I do not have the time to file multiple case reports on each issue. I have deadlines and work to do.  I am sure others are not filing cases for the same reason.  I am grateful for the support I have gotten on this forum.  It has saved me a lot of time. However, Microchip could have done better supporting their ARM products. If they want to use these forums as way to have users provide  the technical support that the vendor  used to provide themselves, then I think it is fair to use these forums to give the feedback on their product.  Maybe it will push Microchip to act. At least we will be providing a reference for others so they will not have to waste their time on the same bugs.

 

I am sure I am not the only one that has found bugs in ASF4. I am hoping that others will add to this list.

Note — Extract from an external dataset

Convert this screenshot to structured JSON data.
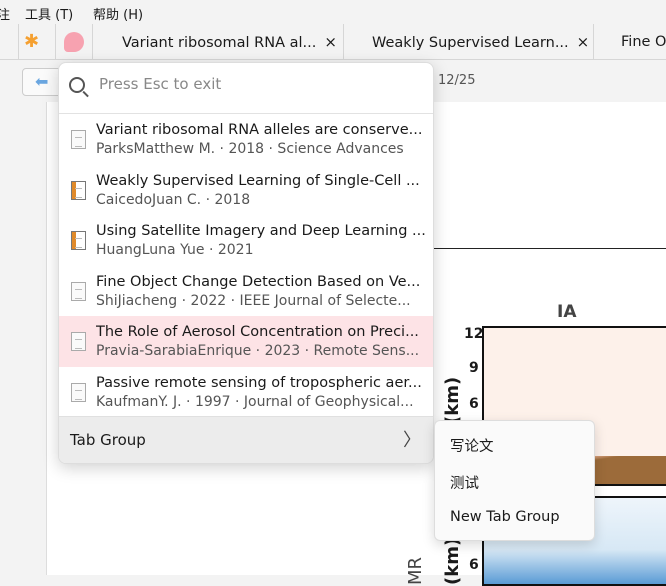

I see that over 45 people have read this in just a few days. Add your bugs to the list.  If there were just 1 or 2 bugs, maybe it would be worthwhile to file a case report. However, I am not going to spend my time filing case reports because Microchip did not spend the money to test or support their product properly.

 

I am also using an ST Micro ARM chip on a project. I have used their code generation tool and never had to report a bug.  Their tools are better and easier to use.  Their tools provide output reports and pin lists which ASF does not. Their documentation is better. They have Youtube videos that show how to use their drivers in different use cases. Microchip should provide a similar level of support without expecting their users to do all the work of finding their bugs and filing reports.

 

Last Edited: Thu. Dec 3, 2020 - 11:11 PM